• _Exercise directions_
No record may be left out; print them all verbatim.

(Beginning of Data provided)

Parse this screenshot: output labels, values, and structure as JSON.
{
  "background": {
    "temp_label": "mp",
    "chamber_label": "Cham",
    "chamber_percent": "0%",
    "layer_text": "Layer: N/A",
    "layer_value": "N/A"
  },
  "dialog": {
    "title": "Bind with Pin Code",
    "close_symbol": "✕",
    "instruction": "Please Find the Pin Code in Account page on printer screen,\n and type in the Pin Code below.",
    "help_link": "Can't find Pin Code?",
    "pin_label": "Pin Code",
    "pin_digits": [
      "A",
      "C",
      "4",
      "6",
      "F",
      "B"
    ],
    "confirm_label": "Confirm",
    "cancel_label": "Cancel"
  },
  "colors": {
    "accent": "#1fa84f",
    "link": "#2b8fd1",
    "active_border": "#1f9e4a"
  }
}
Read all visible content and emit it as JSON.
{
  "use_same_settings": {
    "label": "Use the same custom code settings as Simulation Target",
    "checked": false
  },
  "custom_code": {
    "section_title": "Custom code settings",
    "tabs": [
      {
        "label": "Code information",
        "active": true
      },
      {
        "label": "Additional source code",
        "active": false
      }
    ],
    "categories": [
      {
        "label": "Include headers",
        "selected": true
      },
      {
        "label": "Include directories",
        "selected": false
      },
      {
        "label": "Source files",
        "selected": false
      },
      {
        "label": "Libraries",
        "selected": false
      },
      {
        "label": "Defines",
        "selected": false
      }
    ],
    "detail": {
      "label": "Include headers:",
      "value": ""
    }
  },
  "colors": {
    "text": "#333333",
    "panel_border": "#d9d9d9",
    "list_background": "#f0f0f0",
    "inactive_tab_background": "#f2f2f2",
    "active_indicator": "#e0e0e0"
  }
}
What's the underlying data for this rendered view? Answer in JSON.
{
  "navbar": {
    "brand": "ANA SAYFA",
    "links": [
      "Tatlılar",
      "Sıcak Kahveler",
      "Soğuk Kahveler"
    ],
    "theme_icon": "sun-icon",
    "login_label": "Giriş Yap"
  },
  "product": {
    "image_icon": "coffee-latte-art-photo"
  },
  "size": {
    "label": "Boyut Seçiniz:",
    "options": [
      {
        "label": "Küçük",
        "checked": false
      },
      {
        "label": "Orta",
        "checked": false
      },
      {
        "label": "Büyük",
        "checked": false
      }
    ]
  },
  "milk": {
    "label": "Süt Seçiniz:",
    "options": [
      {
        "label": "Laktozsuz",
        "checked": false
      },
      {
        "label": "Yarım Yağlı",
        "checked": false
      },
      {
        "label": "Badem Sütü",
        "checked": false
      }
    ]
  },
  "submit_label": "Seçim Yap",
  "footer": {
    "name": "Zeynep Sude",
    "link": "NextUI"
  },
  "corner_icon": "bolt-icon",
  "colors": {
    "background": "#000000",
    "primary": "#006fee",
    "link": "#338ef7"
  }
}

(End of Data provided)

• _Answer for this exercise_
Parse this screenshot: output labels, values, and structure as JSON.
{
  "background": {
    "temp_label": "mp",
    "chamber_label": "Cham",
    "chamber_percent": "0%",
    "layer_text": "Layer: N/A",
    "layer_value": "N/A"
  },
  "dialog": {
    "title": "Bind with Pin Code",
    "close_symbol": "✕",
    "instruction": "Please Find the Pin Code in Account page on printer screen,\n and type in the Pin Code below.",
    "help_link": "Can't find Pin Code?",
    "pin_label": "Pin Code",
    "pin_digits": [
      "A",
      "C",
      "4",
      "6",
      "F",
      "B"
    ],
    "confirm_label": "Confirm",
    "cancel_label": "Cancel"
  },
  "colors": {
    "accent": "#1fa84f",
    "link": "#2b8fd1",
    "active_border": "#1f9e4a"
  }
}
Read all visible content and emit it as JSON.
{
  "use_same_settings": {
    "label": "Use the same custom code settings as Simulation Target",
    "checked": false
  },
  "custom_code": {
    "section_title": "Custom code settings",
    "tabs": [
      {
        "label": "Code information",
        "active": true
      },
      {
        "label": "Additional source code",
        "active": false
      }
    ],
    "categories": [
      {
        "label": "Include headers",
        "selected": true
      },
      {
        "label": "Include directories",
        "selected": false
      },
      {
        "label": "Source files",
        "selected": false
      },
      {
        "label": "Libraries",
        "selected": false
      },
      {
        "label": "Defines",
        "selected": false
      }
    ],
    "detail": {
      "label": "Include headers:",
      "value": ""
    }
  },
  "colors": {
    "text": "#333333",
    "panel_border": "#d9d9d9",
    "list_background": "#f0f0f0",
    "inactive_tab_background": "#f2f2f2",
    "active_indicator": "#e0e0e0"
  }
}
What's the underlying data for this rendered view? Answer in JSON.
{
  "navbar": {
    "brand": "ANA SAYFA",
    "links": [
      "Tatlılar",
      "Sıcak Kahveler",
      "Soğuk Kahveler"
    ],
    "theme_icon": "sun-icon",
    "login_label": "Giriş Yap"
  },
  "product": {
    "image_icon": "coffee-latte-art-photo"
  },
  "size": {
    "label": "Boyut Seçiniz:",
    "options": [
      {
        "label": "Küçük",
        "checked": false
      },
      {
        "label": "Orta",
        "checked": false
      },
      {
        "label": "Büyük",
        "checked": false
      }
    ]
  },
  "milk": {
    "label": "Süt Seçiniz:",
    "options": [
      {
        "label": "Laktozsuz",
        "checked": false
      },
      {
        "label": "Yarım Yağlı",
        "checked": false
      },
      {
        "label": "Badem Sütü",
        "checked": false
      }
    ]
  },
  "submit_label": "Seçim Yap",
  "footer": {
    "name": "Zeynep Sude",
    "link": "NextUI"
  },
  "corner_icon": "bolt-icon",
  "colors": {
    "background": "#000000",
    "primary": "#006fee",
    "link": "#338ef7"
  }
}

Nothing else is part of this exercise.